> Task details
When the word "structured" appears in a line of the data below, list that line.
*** Opening of Data to process ***
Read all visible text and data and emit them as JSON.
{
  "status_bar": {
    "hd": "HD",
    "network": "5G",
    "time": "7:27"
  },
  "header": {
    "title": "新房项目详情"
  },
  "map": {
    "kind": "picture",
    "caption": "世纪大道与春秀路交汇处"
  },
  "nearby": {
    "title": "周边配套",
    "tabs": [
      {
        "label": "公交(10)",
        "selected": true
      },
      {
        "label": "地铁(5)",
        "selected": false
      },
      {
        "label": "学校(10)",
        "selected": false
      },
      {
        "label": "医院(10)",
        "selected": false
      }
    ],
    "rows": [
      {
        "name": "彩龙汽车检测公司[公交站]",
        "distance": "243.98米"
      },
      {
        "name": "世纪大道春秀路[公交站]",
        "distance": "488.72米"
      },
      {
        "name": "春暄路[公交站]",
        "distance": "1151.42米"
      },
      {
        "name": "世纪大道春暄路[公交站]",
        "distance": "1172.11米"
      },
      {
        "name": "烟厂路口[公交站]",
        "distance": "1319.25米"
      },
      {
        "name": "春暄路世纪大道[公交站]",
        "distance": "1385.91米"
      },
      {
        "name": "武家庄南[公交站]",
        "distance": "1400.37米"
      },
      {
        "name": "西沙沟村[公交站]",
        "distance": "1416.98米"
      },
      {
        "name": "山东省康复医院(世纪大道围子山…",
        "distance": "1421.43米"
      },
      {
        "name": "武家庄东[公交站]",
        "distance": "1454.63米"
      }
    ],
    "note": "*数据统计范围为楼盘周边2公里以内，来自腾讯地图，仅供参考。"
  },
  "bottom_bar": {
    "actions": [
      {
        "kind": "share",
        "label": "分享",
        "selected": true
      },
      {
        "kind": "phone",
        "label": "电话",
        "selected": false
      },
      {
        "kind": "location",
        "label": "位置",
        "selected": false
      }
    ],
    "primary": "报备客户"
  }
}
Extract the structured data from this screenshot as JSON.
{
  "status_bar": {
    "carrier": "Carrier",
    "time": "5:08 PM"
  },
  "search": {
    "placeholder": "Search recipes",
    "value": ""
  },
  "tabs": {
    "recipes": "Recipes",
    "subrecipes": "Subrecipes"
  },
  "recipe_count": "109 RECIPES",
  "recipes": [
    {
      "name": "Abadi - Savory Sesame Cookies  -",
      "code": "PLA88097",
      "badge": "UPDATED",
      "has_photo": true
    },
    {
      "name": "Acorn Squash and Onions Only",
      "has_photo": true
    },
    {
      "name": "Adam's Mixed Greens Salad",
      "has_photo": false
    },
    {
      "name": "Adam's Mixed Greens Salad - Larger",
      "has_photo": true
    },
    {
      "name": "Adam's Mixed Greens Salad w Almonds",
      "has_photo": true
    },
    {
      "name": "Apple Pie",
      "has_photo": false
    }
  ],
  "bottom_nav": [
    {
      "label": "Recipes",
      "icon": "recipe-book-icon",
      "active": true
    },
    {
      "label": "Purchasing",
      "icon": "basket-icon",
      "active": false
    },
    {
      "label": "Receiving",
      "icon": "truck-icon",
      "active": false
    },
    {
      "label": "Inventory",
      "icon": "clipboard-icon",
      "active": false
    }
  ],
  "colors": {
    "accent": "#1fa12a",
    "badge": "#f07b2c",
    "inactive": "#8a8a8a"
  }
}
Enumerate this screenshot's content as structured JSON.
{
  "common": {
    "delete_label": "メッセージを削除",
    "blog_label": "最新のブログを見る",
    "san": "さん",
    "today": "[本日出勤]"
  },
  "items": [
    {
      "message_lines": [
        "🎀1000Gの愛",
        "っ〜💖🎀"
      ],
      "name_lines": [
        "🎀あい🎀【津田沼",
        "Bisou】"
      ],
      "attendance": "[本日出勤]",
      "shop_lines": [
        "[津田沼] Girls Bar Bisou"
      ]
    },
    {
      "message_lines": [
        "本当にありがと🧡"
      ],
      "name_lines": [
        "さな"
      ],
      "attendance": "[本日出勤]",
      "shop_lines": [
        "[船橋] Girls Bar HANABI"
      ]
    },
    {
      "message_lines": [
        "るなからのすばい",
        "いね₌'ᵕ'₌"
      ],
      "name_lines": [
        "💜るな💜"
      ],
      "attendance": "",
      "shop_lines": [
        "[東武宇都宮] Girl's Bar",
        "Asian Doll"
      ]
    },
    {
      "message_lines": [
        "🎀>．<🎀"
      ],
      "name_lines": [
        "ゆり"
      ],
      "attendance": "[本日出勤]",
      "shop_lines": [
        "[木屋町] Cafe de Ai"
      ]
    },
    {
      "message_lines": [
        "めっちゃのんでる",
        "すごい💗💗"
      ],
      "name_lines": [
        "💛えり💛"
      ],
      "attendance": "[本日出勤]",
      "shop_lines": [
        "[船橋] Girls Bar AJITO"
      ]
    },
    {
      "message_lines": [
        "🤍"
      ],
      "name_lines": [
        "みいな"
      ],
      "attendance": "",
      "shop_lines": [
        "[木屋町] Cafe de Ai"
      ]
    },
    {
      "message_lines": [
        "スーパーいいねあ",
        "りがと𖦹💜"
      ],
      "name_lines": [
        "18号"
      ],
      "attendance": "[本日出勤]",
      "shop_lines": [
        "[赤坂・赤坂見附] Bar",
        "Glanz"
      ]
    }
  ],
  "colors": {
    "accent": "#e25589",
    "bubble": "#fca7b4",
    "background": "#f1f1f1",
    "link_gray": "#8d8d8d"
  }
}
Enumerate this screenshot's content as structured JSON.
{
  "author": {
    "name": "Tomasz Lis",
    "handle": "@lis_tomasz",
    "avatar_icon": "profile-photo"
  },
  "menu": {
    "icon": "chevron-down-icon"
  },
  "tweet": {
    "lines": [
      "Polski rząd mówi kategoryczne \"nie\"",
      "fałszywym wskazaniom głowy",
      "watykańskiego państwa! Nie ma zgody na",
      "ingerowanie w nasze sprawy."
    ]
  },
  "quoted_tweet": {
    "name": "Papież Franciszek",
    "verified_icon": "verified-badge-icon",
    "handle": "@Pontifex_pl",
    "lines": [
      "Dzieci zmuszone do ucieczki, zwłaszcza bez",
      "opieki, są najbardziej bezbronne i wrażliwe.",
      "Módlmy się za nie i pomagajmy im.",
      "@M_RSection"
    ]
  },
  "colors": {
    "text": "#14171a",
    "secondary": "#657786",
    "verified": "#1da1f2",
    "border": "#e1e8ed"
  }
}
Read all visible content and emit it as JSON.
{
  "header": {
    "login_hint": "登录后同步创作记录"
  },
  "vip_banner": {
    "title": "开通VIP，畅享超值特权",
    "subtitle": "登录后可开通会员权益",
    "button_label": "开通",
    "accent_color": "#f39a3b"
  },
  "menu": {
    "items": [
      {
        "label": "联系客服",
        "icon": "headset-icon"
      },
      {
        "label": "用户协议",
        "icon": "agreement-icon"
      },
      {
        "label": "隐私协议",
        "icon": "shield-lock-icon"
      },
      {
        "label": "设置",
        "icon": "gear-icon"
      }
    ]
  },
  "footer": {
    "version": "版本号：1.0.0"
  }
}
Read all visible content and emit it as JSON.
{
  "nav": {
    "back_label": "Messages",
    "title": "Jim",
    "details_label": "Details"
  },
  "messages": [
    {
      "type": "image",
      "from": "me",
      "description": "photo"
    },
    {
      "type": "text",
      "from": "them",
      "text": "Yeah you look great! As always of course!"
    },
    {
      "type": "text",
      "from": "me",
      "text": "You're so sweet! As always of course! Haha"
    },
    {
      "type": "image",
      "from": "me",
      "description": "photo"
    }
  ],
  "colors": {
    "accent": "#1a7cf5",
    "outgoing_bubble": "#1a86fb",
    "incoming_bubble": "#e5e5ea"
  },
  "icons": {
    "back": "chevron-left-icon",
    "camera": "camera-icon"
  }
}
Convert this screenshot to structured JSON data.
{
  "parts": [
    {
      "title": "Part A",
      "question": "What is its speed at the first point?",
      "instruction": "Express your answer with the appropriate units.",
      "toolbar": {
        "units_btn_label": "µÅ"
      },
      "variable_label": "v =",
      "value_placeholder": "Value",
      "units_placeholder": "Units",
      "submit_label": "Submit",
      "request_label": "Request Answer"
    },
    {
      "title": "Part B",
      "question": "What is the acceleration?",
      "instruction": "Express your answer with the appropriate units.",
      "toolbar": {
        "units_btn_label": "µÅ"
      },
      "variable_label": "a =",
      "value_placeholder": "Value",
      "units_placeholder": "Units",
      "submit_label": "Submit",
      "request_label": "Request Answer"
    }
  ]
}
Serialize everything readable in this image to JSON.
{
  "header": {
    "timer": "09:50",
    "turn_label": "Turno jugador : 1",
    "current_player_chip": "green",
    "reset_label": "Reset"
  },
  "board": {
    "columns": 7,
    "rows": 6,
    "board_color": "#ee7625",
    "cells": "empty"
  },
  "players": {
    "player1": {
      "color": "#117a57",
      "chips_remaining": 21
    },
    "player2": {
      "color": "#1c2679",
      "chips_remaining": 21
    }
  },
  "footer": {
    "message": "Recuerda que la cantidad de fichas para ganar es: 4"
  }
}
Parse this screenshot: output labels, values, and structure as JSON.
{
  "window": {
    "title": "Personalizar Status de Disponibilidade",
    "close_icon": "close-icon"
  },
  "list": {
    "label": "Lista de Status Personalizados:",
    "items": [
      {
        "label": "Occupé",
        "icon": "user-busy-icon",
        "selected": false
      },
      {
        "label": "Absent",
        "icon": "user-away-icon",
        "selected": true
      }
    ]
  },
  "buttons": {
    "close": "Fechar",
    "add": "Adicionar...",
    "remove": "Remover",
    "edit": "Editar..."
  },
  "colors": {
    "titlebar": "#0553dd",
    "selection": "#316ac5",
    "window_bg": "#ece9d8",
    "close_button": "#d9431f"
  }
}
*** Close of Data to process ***
> Result
Extract the structured data from this screenshot as JSON.
Enumerate this screenshot's content as structured JSON.
Enumerate this screenshot's content as structured JSON.
Convert this screenshot to structured JSON data.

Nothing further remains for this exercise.